University honor extends beyond the purely academic. The three violations of it are cheating, stealing, and lying.

One of the warmest feelings the honor system gave me was related to stealing, or the lack of it. If a student is carrying a load of valuable textbooks and decides he wants to stroll over to the Corner (the cluster of stores and shops serving the University), there is no need for him to take the books along with him. He puts them down, and they stay where he puts them. If the sun comes out, causing him to forget that raincoat hanging on the hook outside the classroom, he can stop by for it at his convenience, with no anxiety as to its safety.

These facts do not mean that no student will be robbed while he is in Charlottesville. A deserted building or a sleeping dormitory is not magically protected from a professional burglar just because it belongs to the University. They do mean, however, that as long as students are near-by, property is safe.

The word of a student of the Universitv of Virginia is accepted as the truth. That means that any Charlottesville merchant will cash a student’s check if he has the currency to do so.

Cheating, stealing, and lying, then, are the three offenses. Smaller matters not specifically included are still ruled by the spirit of honor, each man deciding for himself what is honorable as cases arise.

Football tickets got rather scarce last fall as our team’s prospects got better and better, and good ones could have been sold at a considerable profit. The tickets slate, however, that they are void if sold for more than the printed price, and I do not know of a single student violation ol this agreement.

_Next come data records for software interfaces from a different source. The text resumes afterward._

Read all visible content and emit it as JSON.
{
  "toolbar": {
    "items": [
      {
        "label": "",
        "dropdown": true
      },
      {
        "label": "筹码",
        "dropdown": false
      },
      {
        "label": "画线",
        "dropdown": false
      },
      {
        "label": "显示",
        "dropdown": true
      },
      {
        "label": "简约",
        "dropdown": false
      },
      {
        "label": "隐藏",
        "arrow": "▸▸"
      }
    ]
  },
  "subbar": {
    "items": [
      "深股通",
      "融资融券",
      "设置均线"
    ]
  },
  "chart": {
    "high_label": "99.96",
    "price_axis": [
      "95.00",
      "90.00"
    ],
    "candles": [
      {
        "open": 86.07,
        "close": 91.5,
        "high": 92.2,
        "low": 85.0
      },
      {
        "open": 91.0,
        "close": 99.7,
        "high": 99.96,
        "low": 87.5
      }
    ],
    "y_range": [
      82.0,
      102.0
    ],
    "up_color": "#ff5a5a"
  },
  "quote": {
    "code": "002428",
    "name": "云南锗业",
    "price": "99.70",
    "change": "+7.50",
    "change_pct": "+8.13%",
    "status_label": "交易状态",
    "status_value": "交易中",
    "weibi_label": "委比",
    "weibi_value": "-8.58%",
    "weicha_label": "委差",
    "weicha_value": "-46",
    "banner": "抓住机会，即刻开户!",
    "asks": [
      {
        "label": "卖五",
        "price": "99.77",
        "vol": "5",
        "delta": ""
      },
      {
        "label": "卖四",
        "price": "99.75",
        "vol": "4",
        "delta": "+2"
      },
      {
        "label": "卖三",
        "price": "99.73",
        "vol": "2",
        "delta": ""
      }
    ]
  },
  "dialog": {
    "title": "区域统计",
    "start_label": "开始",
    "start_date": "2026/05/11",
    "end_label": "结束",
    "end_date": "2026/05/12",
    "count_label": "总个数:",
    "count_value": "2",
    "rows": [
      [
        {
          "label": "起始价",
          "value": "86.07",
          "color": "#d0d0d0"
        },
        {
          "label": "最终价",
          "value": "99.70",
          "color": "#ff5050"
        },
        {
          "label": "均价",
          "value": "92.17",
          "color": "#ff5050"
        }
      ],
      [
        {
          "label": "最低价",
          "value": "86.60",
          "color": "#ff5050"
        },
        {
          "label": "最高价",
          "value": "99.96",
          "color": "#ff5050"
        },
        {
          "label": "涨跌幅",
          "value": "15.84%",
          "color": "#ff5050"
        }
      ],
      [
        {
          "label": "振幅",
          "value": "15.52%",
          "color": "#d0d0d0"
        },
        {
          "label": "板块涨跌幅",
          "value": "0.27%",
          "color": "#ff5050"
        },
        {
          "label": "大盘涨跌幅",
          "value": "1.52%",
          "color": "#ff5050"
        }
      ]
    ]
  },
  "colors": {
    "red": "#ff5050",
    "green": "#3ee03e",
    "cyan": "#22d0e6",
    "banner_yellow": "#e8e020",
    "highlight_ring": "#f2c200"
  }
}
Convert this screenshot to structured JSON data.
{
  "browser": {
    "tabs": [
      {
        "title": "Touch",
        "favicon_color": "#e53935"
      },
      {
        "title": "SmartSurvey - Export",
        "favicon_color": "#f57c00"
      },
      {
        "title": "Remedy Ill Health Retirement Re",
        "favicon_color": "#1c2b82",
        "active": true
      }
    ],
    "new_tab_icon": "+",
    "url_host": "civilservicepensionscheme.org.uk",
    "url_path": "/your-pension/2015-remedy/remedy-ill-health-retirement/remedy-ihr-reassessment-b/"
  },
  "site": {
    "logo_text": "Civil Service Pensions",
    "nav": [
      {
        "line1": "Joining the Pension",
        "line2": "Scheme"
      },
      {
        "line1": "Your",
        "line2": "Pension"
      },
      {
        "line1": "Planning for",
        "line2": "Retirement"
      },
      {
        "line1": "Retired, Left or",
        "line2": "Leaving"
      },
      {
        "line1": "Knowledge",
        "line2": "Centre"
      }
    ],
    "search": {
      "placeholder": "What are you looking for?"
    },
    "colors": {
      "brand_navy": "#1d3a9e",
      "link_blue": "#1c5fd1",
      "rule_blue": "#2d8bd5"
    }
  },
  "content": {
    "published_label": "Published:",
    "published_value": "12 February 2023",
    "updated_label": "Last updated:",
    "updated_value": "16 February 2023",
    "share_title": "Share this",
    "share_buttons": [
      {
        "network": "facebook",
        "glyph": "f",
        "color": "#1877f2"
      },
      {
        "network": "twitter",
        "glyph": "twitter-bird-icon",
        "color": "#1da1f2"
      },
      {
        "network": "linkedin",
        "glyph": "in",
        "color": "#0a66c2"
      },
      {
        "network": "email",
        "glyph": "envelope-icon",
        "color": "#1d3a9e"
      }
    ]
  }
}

The system, dealing as it does with people, has its share of sadness. There are a few students who don’t trust it. I remember one boy who was very particular about banging on to his coat and books in the school Commons. Such behavior was so unusual that several of us asked him about it. We found that he had lost an overcoat, and felt that it had been stolen. Our reaction was t hat we would rather take the chance of losing something material than lose the feeling of security and confidence in humanity that living under the honor system gives us.

There are also, occasionally, the “ less congenial “ aspects of the system that the first-year men hear about, the result of the few misfits in any group of society. The Cavalier Daily arrives a black-bordered notice of such things: “The Honor Committee regrets to announce that a student has been dismissed from (this or that department). The offense was (naming it).”

The procedure, one which gives every possible chance to the accused, is something like this. If any student sees another committing what appears to be a breach of honor, he directs the attention of at least one other student to the action. If the two are agreed that there are grounds for suspicion, they confront the suspect. If he can give a satisfactory explanation, the matter goes no further; if not, the accusers present the case to the President of the Honor Committee.

This committee consists of the student president of each department of the University, plus the vice-president of the department of the accused — a court of students deciding for the students. The tribunal holds a closed trial in the Moot Courtroom of the Law School, allowing the defendant to have any student he chooses to assist in his defense, and any witnesses he wants in his behalf. If the accused is acquitted, the records of the trial are burned and handshakes are exchanged all around. If he is convicted, he leaves the University at once, and the nameless notice appears in the Cavalier Daily. Any person who can show that he has new evidence on the case can cause it to he reopened at any time. Otherwise the records stay secret.

The black-bordered notices appear rarely at the University. They always bring a look of concern to the faces of all the readers. The student body is depressed to find that there are some who cannot meet its standard, but at the same time satisfied to know that that standard is being maintained.

Honor is a tradition at Virginia; one of the intangibles of which she is proud, and for which she is renowned. It is being maintained.